#### Required action
One line at a time, check the entries below for the word "index", and copy each line that has it.

+ + + + +

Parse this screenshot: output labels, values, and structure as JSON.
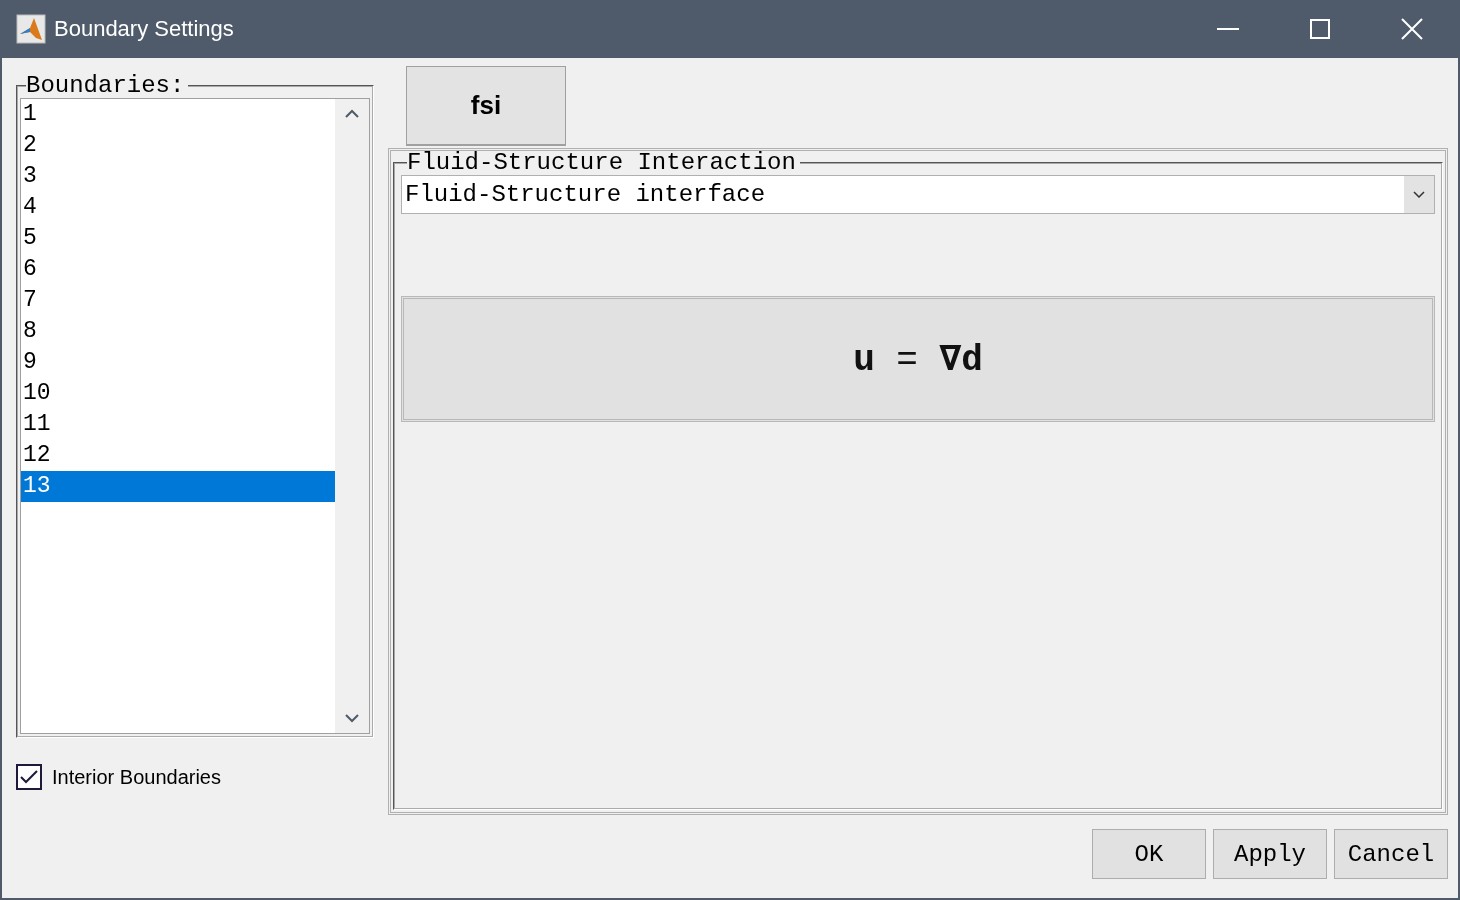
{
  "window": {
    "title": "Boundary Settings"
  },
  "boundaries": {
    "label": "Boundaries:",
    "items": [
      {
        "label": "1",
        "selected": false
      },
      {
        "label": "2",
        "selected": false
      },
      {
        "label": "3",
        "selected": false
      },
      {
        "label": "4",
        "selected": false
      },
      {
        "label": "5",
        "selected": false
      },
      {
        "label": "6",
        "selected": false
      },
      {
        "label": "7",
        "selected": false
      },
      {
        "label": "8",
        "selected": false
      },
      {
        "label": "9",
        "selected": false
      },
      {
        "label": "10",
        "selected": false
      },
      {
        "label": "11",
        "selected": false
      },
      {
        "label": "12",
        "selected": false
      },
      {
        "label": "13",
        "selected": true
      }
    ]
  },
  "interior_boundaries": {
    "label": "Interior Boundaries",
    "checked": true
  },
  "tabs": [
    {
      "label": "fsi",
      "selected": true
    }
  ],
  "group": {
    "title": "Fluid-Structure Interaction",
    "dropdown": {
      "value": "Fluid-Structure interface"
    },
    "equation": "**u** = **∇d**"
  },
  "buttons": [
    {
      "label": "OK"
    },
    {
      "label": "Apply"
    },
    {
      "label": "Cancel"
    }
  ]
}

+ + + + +

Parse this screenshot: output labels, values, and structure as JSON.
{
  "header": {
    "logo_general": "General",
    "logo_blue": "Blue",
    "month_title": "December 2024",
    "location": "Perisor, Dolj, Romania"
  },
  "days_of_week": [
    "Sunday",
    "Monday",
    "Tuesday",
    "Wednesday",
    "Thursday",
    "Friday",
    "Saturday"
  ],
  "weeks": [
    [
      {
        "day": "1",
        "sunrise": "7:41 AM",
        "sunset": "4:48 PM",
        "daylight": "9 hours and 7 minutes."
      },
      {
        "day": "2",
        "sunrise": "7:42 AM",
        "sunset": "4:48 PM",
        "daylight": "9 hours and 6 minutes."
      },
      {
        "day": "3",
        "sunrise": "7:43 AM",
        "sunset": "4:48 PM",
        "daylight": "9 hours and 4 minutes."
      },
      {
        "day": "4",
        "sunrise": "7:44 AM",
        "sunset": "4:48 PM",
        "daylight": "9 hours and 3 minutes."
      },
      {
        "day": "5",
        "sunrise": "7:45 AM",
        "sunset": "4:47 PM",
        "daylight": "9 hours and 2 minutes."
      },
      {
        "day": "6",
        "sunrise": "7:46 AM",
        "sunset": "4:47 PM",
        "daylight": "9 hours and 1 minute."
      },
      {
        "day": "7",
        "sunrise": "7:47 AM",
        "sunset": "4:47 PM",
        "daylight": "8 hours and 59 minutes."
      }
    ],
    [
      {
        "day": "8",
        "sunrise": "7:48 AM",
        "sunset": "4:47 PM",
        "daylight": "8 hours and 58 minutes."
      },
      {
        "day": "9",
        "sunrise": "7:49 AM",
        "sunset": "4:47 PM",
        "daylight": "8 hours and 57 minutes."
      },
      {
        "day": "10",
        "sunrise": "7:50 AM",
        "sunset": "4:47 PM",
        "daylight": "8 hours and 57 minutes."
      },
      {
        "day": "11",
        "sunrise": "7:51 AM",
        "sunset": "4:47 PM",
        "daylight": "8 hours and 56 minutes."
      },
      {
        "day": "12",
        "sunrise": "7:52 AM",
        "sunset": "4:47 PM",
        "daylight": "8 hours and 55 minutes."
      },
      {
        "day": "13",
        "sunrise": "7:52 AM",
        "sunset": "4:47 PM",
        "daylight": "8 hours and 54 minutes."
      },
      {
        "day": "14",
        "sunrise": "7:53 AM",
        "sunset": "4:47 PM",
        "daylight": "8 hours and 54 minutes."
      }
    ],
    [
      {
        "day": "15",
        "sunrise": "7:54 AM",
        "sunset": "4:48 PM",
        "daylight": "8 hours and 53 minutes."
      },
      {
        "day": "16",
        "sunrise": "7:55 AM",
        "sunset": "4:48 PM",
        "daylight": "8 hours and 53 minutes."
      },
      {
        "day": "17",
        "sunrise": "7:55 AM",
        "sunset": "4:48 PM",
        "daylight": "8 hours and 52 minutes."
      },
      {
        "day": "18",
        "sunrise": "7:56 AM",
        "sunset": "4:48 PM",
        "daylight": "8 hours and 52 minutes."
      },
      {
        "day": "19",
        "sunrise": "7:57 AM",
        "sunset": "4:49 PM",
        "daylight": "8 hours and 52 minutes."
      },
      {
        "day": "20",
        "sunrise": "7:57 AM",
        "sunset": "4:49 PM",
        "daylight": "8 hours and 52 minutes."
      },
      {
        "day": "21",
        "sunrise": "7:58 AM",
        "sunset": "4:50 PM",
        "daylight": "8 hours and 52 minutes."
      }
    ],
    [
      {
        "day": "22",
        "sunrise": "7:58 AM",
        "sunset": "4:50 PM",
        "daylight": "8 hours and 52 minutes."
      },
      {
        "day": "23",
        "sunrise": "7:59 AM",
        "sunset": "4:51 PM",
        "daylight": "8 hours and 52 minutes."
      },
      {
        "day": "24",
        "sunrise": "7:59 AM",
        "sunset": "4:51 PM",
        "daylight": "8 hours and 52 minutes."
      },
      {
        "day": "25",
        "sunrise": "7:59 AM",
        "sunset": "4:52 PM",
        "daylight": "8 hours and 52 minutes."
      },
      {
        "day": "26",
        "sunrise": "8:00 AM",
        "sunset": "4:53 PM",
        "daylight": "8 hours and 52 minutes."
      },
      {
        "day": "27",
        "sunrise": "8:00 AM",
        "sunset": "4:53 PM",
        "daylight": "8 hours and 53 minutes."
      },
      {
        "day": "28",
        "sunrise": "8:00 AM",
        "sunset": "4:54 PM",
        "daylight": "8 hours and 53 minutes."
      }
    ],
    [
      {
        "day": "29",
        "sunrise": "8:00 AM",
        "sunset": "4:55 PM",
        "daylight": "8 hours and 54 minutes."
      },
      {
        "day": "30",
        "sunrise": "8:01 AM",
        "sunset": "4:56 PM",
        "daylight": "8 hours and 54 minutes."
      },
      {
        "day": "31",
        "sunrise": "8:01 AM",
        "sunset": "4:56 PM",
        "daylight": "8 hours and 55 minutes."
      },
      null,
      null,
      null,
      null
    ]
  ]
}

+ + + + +

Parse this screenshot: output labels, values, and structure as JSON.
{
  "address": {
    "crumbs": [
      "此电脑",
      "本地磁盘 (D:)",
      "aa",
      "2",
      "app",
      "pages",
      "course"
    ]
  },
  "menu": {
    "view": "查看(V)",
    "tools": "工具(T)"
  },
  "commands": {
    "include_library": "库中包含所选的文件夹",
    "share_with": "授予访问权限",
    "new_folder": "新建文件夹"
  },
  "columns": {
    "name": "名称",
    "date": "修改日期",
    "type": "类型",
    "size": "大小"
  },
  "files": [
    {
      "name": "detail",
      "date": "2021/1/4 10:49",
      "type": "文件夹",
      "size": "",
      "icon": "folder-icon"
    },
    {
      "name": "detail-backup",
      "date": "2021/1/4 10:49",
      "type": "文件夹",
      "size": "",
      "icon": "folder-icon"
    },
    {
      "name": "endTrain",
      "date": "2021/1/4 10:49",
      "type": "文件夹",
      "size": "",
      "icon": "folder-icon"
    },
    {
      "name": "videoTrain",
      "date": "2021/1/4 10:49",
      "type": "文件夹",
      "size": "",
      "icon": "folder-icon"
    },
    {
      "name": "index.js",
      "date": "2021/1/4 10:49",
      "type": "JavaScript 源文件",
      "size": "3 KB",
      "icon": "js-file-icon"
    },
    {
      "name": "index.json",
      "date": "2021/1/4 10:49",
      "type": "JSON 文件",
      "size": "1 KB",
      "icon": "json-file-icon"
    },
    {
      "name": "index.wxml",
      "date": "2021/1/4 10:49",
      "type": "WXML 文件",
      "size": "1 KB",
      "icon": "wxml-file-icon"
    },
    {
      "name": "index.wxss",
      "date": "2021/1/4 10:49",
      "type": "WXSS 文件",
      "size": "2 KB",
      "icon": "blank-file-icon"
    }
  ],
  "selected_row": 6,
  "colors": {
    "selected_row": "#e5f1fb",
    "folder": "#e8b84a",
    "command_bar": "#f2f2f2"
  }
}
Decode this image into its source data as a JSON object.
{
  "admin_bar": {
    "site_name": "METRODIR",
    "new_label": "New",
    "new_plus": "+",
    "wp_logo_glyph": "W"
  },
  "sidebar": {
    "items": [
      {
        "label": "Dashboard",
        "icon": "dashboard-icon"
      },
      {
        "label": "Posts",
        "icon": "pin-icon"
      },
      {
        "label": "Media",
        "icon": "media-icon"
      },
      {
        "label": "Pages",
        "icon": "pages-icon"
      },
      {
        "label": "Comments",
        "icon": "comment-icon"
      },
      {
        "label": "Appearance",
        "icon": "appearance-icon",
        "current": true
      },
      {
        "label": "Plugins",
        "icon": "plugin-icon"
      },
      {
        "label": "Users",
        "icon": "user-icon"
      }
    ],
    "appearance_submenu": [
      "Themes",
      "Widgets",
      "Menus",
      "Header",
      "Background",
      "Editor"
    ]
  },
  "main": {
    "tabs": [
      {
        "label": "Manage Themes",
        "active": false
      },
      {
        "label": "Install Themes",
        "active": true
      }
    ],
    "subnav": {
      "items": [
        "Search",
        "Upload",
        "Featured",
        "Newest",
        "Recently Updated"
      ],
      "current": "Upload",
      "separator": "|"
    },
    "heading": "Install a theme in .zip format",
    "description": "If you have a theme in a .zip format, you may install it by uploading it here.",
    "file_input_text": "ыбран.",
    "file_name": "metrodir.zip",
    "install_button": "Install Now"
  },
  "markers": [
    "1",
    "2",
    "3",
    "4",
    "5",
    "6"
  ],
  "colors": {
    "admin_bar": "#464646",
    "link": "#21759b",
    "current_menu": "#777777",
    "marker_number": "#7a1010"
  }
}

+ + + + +

#### Reply to the task
      "name": "index.js",
      "name": "index.json",
      "name": "index.wxml",
      "name": "index.wxss",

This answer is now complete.